DepartmentUniversity of Baltimore. College of Public Affairs
ProgramUniversity of Baltimore. Doctor of Public Administration
RightsThis item may be protected under Title 17 of the U.S. Copyright Law. It is made available by the University of Baltimore for non-commercial research and educational purposes.
United States. Department of Energy. Office of Science
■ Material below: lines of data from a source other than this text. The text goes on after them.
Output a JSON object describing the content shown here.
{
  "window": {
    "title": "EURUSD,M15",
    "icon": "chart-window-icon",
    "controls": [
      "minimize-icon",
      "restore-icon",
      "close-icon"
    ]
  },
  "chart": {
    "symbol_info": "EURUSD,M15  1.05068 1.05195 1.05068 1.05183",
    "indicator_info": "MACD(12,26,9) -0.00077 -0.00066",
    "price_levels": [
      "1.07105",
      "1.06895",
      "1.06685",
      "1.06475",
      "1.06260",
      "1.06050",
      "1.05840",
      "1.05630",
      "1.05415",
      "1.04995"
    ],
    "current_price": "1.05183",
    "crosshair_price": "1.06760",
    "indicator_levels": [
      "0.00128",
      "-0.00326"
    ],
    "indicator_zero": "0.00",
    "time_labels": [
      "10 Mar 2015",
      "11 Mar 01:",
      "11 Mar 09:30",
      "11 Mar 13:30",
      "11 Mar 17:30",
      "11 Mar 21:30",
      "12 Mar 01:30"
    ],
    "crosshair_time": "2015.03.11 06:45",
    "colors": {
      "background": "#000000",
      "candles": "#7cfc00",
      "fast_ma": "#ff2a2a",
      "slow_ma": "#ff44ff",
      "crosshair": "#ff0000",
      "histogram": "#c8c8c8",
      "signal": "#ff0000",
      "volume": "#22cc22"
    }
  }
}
Public managers face the challenge of the continued need to outsource public services to contractors while managing the contractors in a manner that ensures achievement of the contract goals and objectives and the agency’s mission. These contractual relationships are based upon principal-agency theory, where the government serves as the principal and the contractor is the agent. Using agency and stewardship theories as the theoretical framework, this research explores how the perceptions of the government and the contractor influence the contractual relationship and performance management. Using the DOE Office of Science federal laboratories, this research utilizes qualitative approaches to explore the government contractor relationship for the purposes of gaining a greater understanding of how the perceptions of individuals in leadership roles for both the government and the contractor influence the contractual relationship. The findings suggest that the relationship is perceived and recognized to exist at a high level as agency but can vacillate in various aspects between degrees of agency and stewardship. By exploring the actual perceptions and experiences of these individuals, information can be gained about how to effectively manage the relationship. This information can be utilized by public managers to establish performance management systems that are likely to achieve agency goals and objectives and provide better contractor performance.